The Creole Princess (Gulf Coast Chronicles, Book Two) by award-winning author Beth White
It is 1776, and all along the eastern seaboard the American struggle for independence rages. But in the British-held southern port of Mobile, Alabama, the conflict brewing is much quieter--though no less deadly.
Lyse Lanier may be largely French in heritage, but she spends most of her time in the company of the ebullient daughter of the British commander of Mobile. When a charming young Spanish merchant docks in town, Lyse is immediately struck by his easy wit and flair for the dramatic. But is he truly who he makes himself out to be? Spies abound, and Spain has yet to choose a side in the American conflict. Is Lyse simply an easy mark for Rafael Gonzalez to exploit? Or are his overtures of love as genuine as Spanish gold?
With spectacular detail that brings the cultural gumbo of the Colonial Gulf Coast alive, Beth White invites you to step into a world of intrigue and espionage from a little-known slice of the American Revolutionary War.
My thoughts: For someone who enjoys history to get their hands on a piece of historical fiction written by a "history nerd," you have indeed a pleasurable read.
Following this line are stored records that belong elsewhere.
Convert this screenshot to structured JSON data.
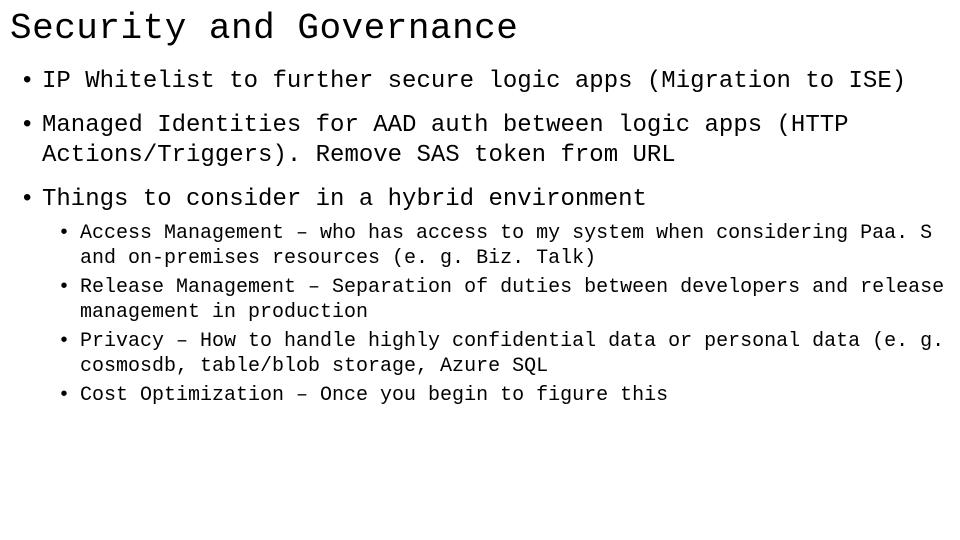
{
  "title": "Security and Governance",
  "bullets": [
    "IP Whitelist to further secure logic apps (Migration to ISE)",
    "Managed Identities for AAD auth between logic apps (HTTP Actions/Triggers).  Remove SAS token from URL",
    "Things to consider in a hybrid environment"
  ],
  "subbullets": [
    "Access Management – who has access to my system when considering Paa. S and on-premises resources (e. g. Biz. Talk)",
    "Release Management – Separation of duties between developers and release management in production",
    "Privacy – How to handle highly confidential data or personal data (e. g. cosmosdb, table/blob storage, Azure SQL",
    "Cost Optimization – Once you begin to figure this"
  ]
}
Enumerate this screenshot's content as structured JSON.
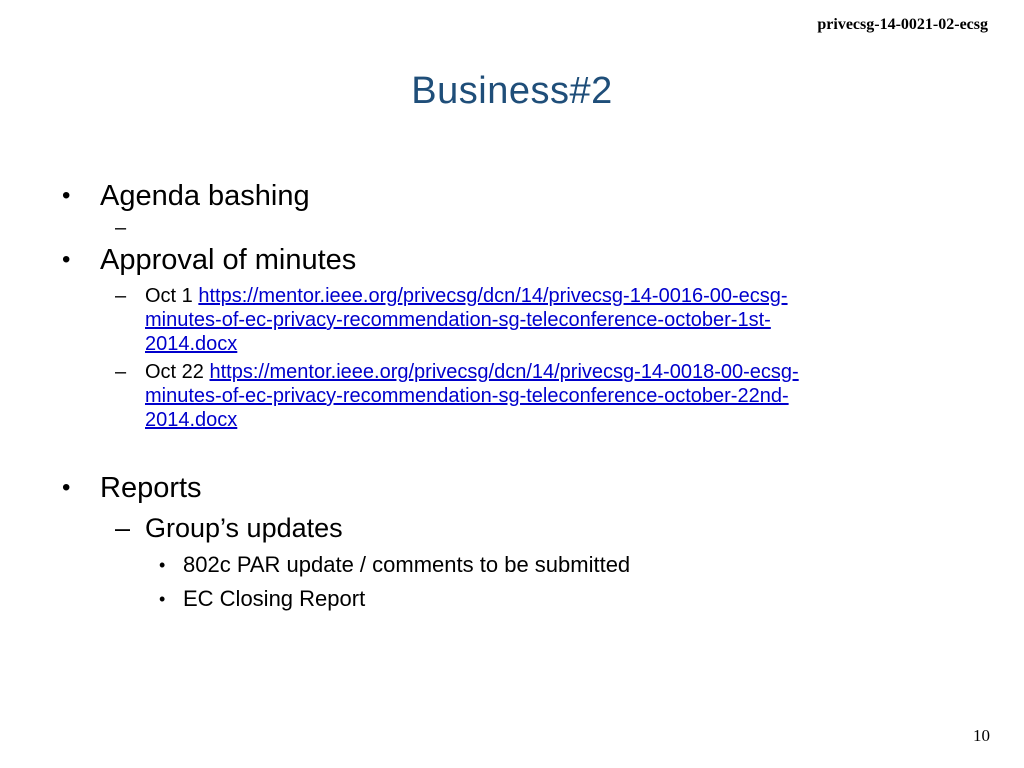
{
  "header": {
    "doc_id": "privecsg-14-0021-02-ecsg"
  },
  "slide": {
    "title": "Business#2",
    "bullets": [
      {
        "text": "Agenda bashing",
        "sub": [
          {
            "dash": "–",
            "text": ""
          }
        ]
      },
      {
        "text": "Approval of minutes",
        "sub": [
          {
            "dash": "–",
            "prefix": "Oct 1",
            "link_lines": [
              "https://mentor.ieee.org/privecsg/dcn/14/privecsg-14-0016-00-ecsg-",
              "minutes-of-ec-privacy-recommendation-sg-teleconference-october-1st-",
              "2014.docx"
            ]
          },
          {
            "dash": "–",
            "prefix": "Oct 22",
            "link_lines": [
              "https://mentor.ieee.org/privecsg/dcn/14/privecsg-14-0018-00-ecsg-",
              "minutes-of-ec-privacy-recommendation-sg-teleconference-october-22nd-",
              "2014.docx"
            ]
          }
        ]
      },
      {
        "text": "Reports",
        "sub": [
          {
            "dash": "–",
            "text": "Group’s updates",
            "sub": [
              {
                "text": "802c PAR update / comments to be submitted"
              },
              {
                "text": "EC Closing Report"
              }
            ]
          }
        ]
      }
    ]
  },
  "footer": {
    "page_number": "10"
  },
  "colors": {
    "title": "#1F4E79",
    "link": "#0000CC",
    "text": "#000000"
  }
}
I read the first in the series, Pelican Brides, and The Creole Princess picks up a couple of generations later with the historical time frame that of the American Revolution.
Little known history of the Gulf Coast is brought to life as the story unfolds where the cities Mobile, New Orleans, and Pensacola have pivotal roles in the shaping of America's rich colonial history. Peopled by French, English, and Spanish each holding political views primarily those of their own countries, the characters develop into persons whose political alliances drift toward and align with the American Revolution.
Previous generations who settled in the Mobile area had intermarried with slaves and Indians and their children and grandchildren have the mixed blood that some simply don't tolerate well in free society. This impacts the life of female protagonist, Lyse, and of her family. While the strong class distinction of the Southern colonies and the institution of slavery were not present in this story, it was, never-the-less, a very real barrier.
The fictional characters interacting with real people from history (of course, I realize it is fictionalized) is good. I enjoyed learning more of American Revolutionary history as it took place along the Gulf Coast and it's impact on provisions and funding of the armies.
A good read and I'm looking forward to Beth White's third book in the Gulf Coast Chronicles.
Beth White is the award-winning author of The Pelican Bride. A native Mississippian, she teaches music at an inner-city high school in historic Mobile, Alabama. Her novels have won the American Christian Fiction Writers' Carol Award, the RT Book Club Reviewers' Choice Award, and the Inspirational Reader's Choice Award. Learn more at www.bethwhite.net.
DISCLOSURE: I was provided complimentary copy by the publisher to facilitate this review. Opinions are my own and I was not compensated for this review.